Around 5 p.m., in early March 2014, Sage Cattabriga-Alosa started hiking through the snow at Grand Targhee, pulling a Honda 3000 portable generator behind him. The plan: to project his motion art—created from Vimeo, photographs, and his drawings—onto snow and ski through it. Over the next eight nights, a 15-man crew, including photographer Adam Clark and cinematographer Todd Jones, fell into an exhausting routine. Film from 8 p.m. to 5 am. Have a beer. Pass out. Wake up. Watch some footage. Repeat. A life-long artist and skier, Sage saw his passions merge into the most unique, and rewarding, powder skiing of his life.
This is the Experience Sage Project.
"Everyone talks about combining art and sports, and that is what this truly is. We experienced that in a live space where the artist's work and vision was projected and mapped onto the snow. It was one of the more inspiring and cool and whole, complete things that I've experienced as a filmmaker, and it's hard to even put words on it. We'd meet at the projector, he'd go in, look at patterns, like, ‘What do you think?' He'd start spinning it and then he'd light map it and do his whole thing. We'd be all jazzed getting the cameras ready, then he'd hike up to the top, and 3, 2, 1, and go through it and interact with it and explode it, back down to the projector. Really, really mind blowing."
— Todd Jones, cinematographer
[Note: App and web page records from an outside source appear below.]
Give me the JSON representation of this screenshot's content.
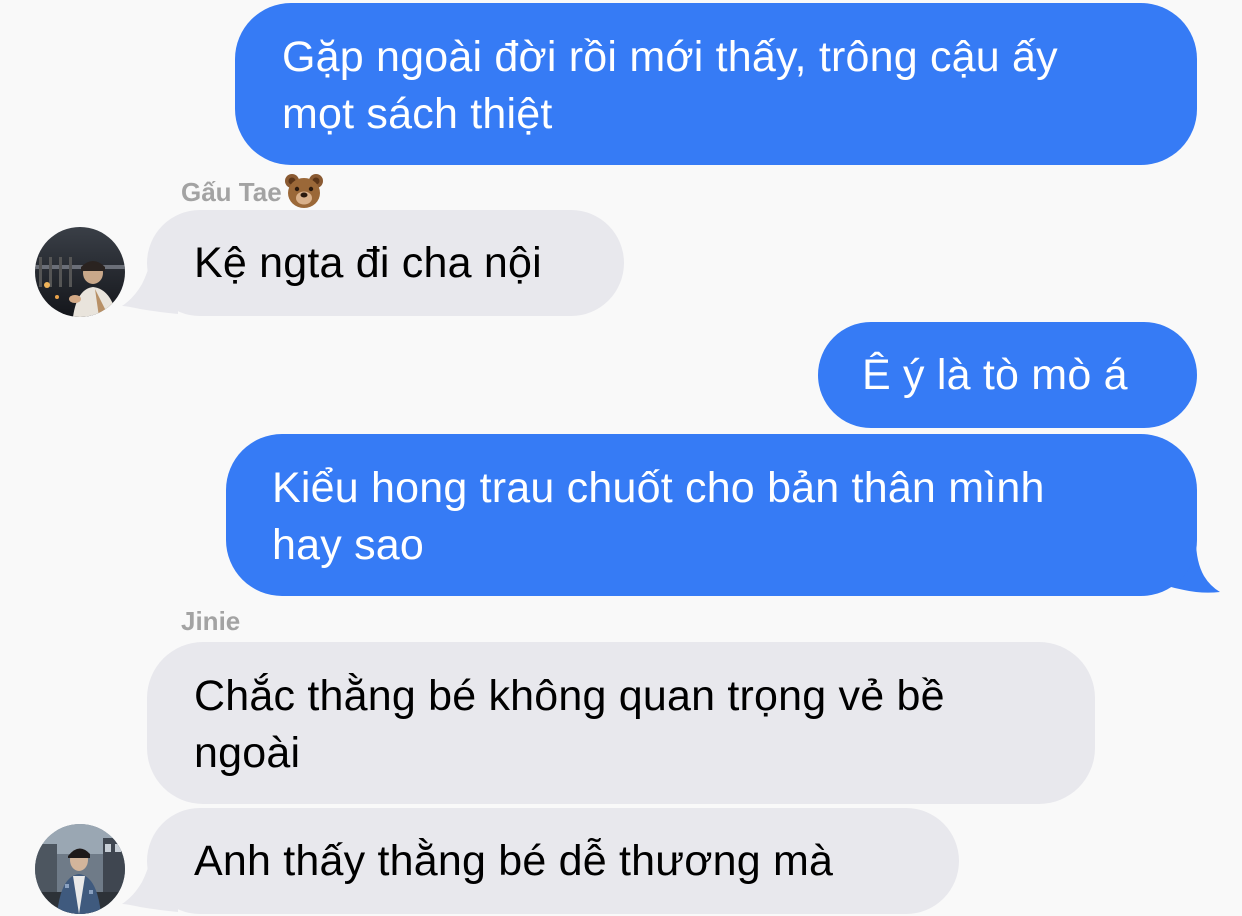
{
  "colors": {
    "background": "#f9f9f9",
    "outgoing_bubble": "#367bf5",
    "incoming_bubble": "#e8e8ed",
    "sender_name": "#a3a3a3"
  },
  "messages": [
    {
      "direction": "outgoing",
      "text": "Gặp ngoài đời rồi mới thấy, trông cậu ấy\nmọt sách thiệt"
    },
    {
      "direction": "incoming",
      "sender": "Gấu Tae",
      "sender_emoji": "bear-face-icon",
      "text": "Kệ ngta đi cha nội"
    },
    {
      "direction": "outgoing",
      "text": "Ê ý là tò mò á"
    },
    {
      "direction": "outgoing",
      "text": "Kiểu hong trau chuốt cho bản thân mình\nhay sao"
    },
    {
      "direction": "incoming",
      "sender": "Jinie",
      "text": "Chắc thằng bé không quan trọng vẻ bề\nngoài"
    },
    {
      "direction": "incoming",
      "text": "Anh thấy thằng bé dễ thương mà"
    }
  ]
}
"It was part of the goal for all of us to share our experience through photo and video. When you're out there and suddenly you light up this tree or a slope and this piece of terrain that could easily be overlooked during the day all of a sudden comes to life, it becomes this totally different place and you really are transfixed by these shapes and colors. I was super jealous of Sage. I really wanted to ski through it. We'd see the snow up in his face and it'd be changing colors. It changed how we looked at skiing."
— Adam Clark, photographer
Sage grew up in the 500-person town of Alta, Wyoming, down the road from Grand Targhee, the ski area in the shadow of the Tetons that annually receives around 500 inches of snowfall. There, he cut his teeth skiing the same terrain where they filmed. Although Targhee was not originally among their places to shoot, cinematographers Todd and Steve Jones suggested the ski area for its roadside access to short, steep shots.
"We went out and it started dumping, like 16 inches. We were almost stuck getting out of there it snowed so much. By 1 in the morning, my tracks were fully refreshed. As the night went on, things just kept elevating. I was doing a flatspin off a mini cornice at like 3 a.m., I'd land, and it was all black because of all the new snow. That first night blew our heads off."
— Sage Cattabriga-Alosa
By the time Sage was in high school, he was drawn to art. At Central Oregon Community College, in Bend, Oregon, he took every fine arts class available. But it wasn't until a down day on a ski trip to Alaska several years later that he reconnected with it. "I remember sitting in the Tordrillo lodge at 11 at night, and all of a sudden I was like high, just buzzing. I remember just feeling this energy, like "holy shit, I'm so psyched imagining what I can do and it's happening and happening quickly!" says Sage. "Digital grabbed me, and I saw potential of the mobile studio. Suddenly I had this creative outlet. Eventually, I realized that if I wanted to make substantial art, I'd have to go deeper."
The roots of Sage's art are widespread. Artist Andrew Jones, who is known as an electro-mineralist for blending electricity with tools formed from the earth to promote social change through live art performances, inspired Sage to use Photoshop, Zbrush, and Painter programs instead of paints and brushes. The digital programs also fit the nomadic lifestyle of a professional skier. While attending a music festivals, Sage noticed art projected onto music stages. He met the artist, named Random Rab, and began integrating projections with his own art.
"Basically what I would use is Creative Commons motion graphics that I found on Vimeo from VJ artists that gave me free stuff to use how I want. I bought stock images that were compelling with graphics and 3D stuff that I could put some motion to in a VJ program, and blend with my own art and photos. So I was balancing that sample law ground that's similar to hip-hop with that remix kind of style but not blatantly ripping stuff off. So each night and each setup, I would come with this packet of images, and then I'd go sit at the computer for a few minutes and start to put something together with a combination of images reacting together, as well as using 3D mapping software that allows for this huge amount of creativity—making shapes out of nothing. What was being projected was a live art piece created with the structure of pre-made stuff."
— Sage Cattabriga-Alosa